◆ ASSIGNMENT: All lines below containing "gmail" are to be listed.

**** EXTRACTED RECORDS

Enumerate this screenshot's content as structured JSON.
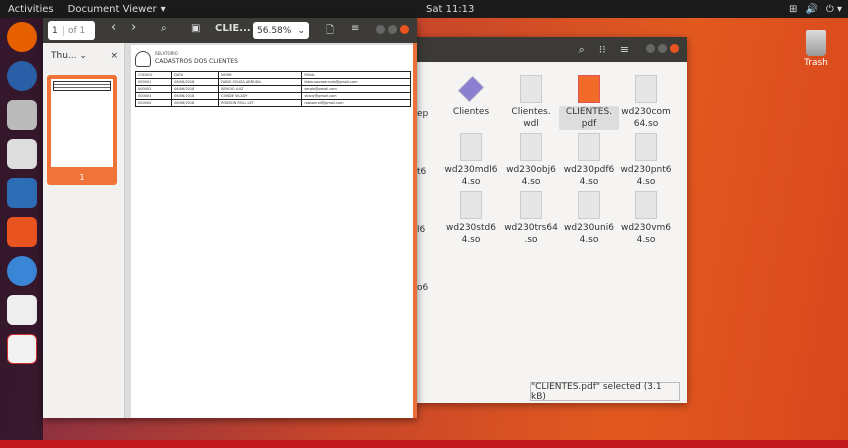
{
  "topbar": {
    "activities": "Activities",
    "app": "Document Viewer",
    "app_arrow": "▾",
    "clock": "Sat 11:13",
    "tray": [
      "⊞",
      "🔊",
      "⏻ ▾"
    ]
  },
  "desktop": {
    "trash_label": "Trash"
  },
  "viewer": {
    "page_current": "1",
    "page_of": "of 1",
    "prev": "‹",
    "next": "›",
    "search": "⌕",
    "title": "CLIE...",
    "zoom": "56.58%",
    "zoom_arrow": "⌄",
    "menu": "≡",
    "sidebar_mode": "Thu...",
    "sidebar_arrow": "⌄",
    "sidebar_close": "×",
    "thumb_page": "1",
    "report": {
      "label": "RELATORIO",
      "title": "CADASTROS DOS CLIENTES",
      "columns": [
        "CODIGO",
        "DATA",
        "NOME",
        "EMAIL"
      ],
      "rows": [
        [
          "000001",
          "06/06/2018",
          "FABIO SOUZA ARRUDA",
          "fabio.souzaarruda@gmail.com"
        ],
        [
          "000002",
          "06/06/2018",
          "SERGIO LUIZ",
          "sergio@gmail.com"
        ],
        [
          "000003",
          "06/06/2018",
          "CONDE VILADY",
          "vilady@gmail.com"
        ],
        [
          "000004",
          "06/06/2018",
          "ROBSON ROLL LET",
          "robsonroll@gmail.com"
        ]
      ]
    }
  },
  "files": {
    "items": [
      {
        "name": "Clientes"
      },
      {
        "name": "Clientes.\nwdl"
      },
      {
        "name": "CLIENTES.\npdf",
        "selected": true
      },
      {
        "name": "wd230com\n64.so"
      },
      {
        "name": "wd230mdl6\n4.so"
      },
      {
        "name": "wd230obj6\n4.so"
      },
      {
        "name": "wd230pdf6\n4.so"
      },
      {
        "name": "wd230pnt6\n4.so"
      },
      {
        "name": "wd230std6\n4.so"
      },
      {
        "name": "wd230trs64\n.so"
      },
      {
        "name": "wd230uni6\n4.so"
      },
      {
        "name": "wd230vm6\n4.so"
      }
    ],
    "partials": [
      "ep",
      "t6",
      "l6",
      "o6"
    ],
    "status": "\"CLIENTES.pdf\" selected (3.1 kB)"
  }
}
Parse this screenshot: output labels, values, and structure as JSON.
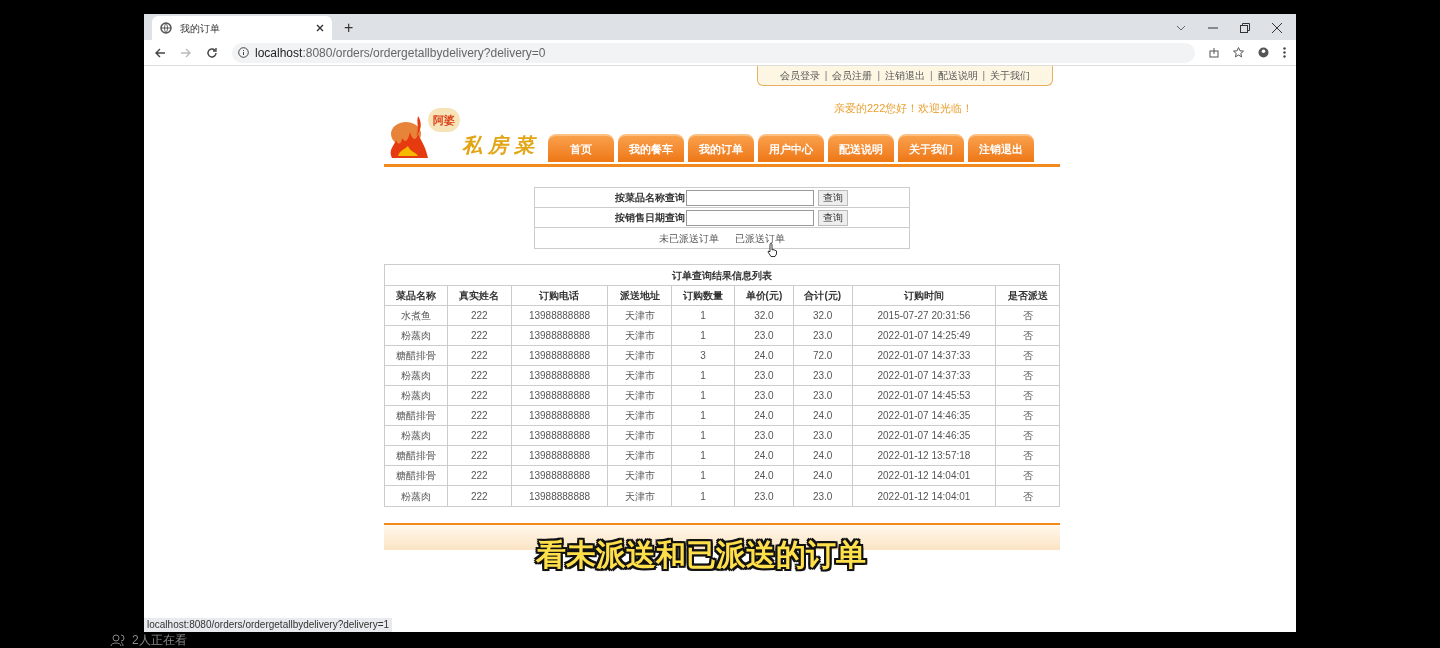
{
  "browser": {
    "tab_title": "我的订单",
    "new_tab": "+",
    "url_host": "localhost",
    "url_rest": ":8080/orders/ordergetallbydelivery?delivery=0",
    "status_url": "localhost:8080/orders/ordergetallbydelivery?delivery=1"
  },
  "top_links": [
    "会员登录",
    "会员注册",
    "注销退出",
    "配送说明",
    "关于我们"
  ],
  "top_link_separators": [
    "|",
    "|",
    "|",
    "|"
  ],
  "logo": {
    "badge": "阿婆",
    "name": "私房菜"
  },
  "greeting": "亲爱的222您好！欢迎光临！",
  "nav": [
    "首页",
    "我的餐车",
    "我的订单",
    "用户中心",
    "配送说明",
    "关于我们",
    "注销退出"
  ],
  "search": {
    "rows": [
      {
        "label": "按菜品名称查询",
        "button": "查询"
      },
      {
        "label": "按销售日期查询",
        "button": "查询"
      }
    ],
    "links": [
      "未已派送订单",
      "已派送订单"
    ]
  },
  "table": {
    "caption": "订单查询结果信息列表",
    "columns": [
      "菜品名称",
      "真实姓名",
      "订购电话",
      "派送地址",
      "订购数量",
      "单价(元)",
      "合计(元)",
      "订购时间",
      "是否派送"
    ],
    "rows": [
      [
        "水煮鱼",
        "222",
        "13988888888",
        "天津市",
        "1",
        "32.0",
        "32.0",
        "2015-07-27 20:31:56",
        "否"
      ],
      [
        "粉蒸肉",
        "222",
        "13988888888",
        "天津市",
        "1",
        "23.0",
        "23.0",
        "2022-01-07 14:25:49",
        "否"
      ],
      [
        "糖醋排骨",
        "222",
        "13988888888",
        "天津市",
        "3",
        "24.0",
        "72.0",
        "2022-01-07 14:37:33",
        "否"
      ],
      [
        "粉蒸肉",
        "222",
        "13988888888",
        "天津市",
        "1",
        "23.0",
        "23.0",
        "2022-01-07 14:37:33",
        "否"
      ],
      [
        "粉蒸肉",
        "222",
        "13988888888",
        "天津市",
        "1",
        "23.0",
        "23.0",
        "2022-01-07 14:45:53",
        "否"
      ],
      [
        "糖醋排骨",
        "222",
        "13988888888",
        "天津市",
        "1",
        "24.0",
        "24.0",
        "2022-01-07 14:46:35",
        "否"
      ],
      [
        "粉蒸肉",
        "222",
        "13988888888",
        "天津市",
        "1",
        "23.0",
        "23.0",
        "2022-01-07 14:46:35",
        "否"
      ],
      [
        "糖醋排骨",
        "222",
        "13988888888",
        "天津市",
        "1",
        "24.0",
        "24.0",
        "2022-01-12 13:57:18",
        "否"
      ],
      [
        "糖醋排骨",
        "222",
        "13988888888",
        "天津市",
        "1",
        "24.0",
        "24.0",
        "2022-01-12 14:04:01",
        "否"
      ],
      [
        "粉蒸肉",
        "222",
        "13988888888",
        "天津市",
        "1",
        "23.0",
        "23.0",
        "2022-01-12 14:04:01",
        "否"
      ]
    ]
  },
  "subtitle": "看未派送和已派送的订单",
  "viewer_count": "2人正在看"
}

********

◆ RESULT OF THE TASK:
          "fabio.souzaarruda@gmail.com"
          "sergio@gmail.com"
          "vilady@gmail.com"
          "robsonroll@gmail.com"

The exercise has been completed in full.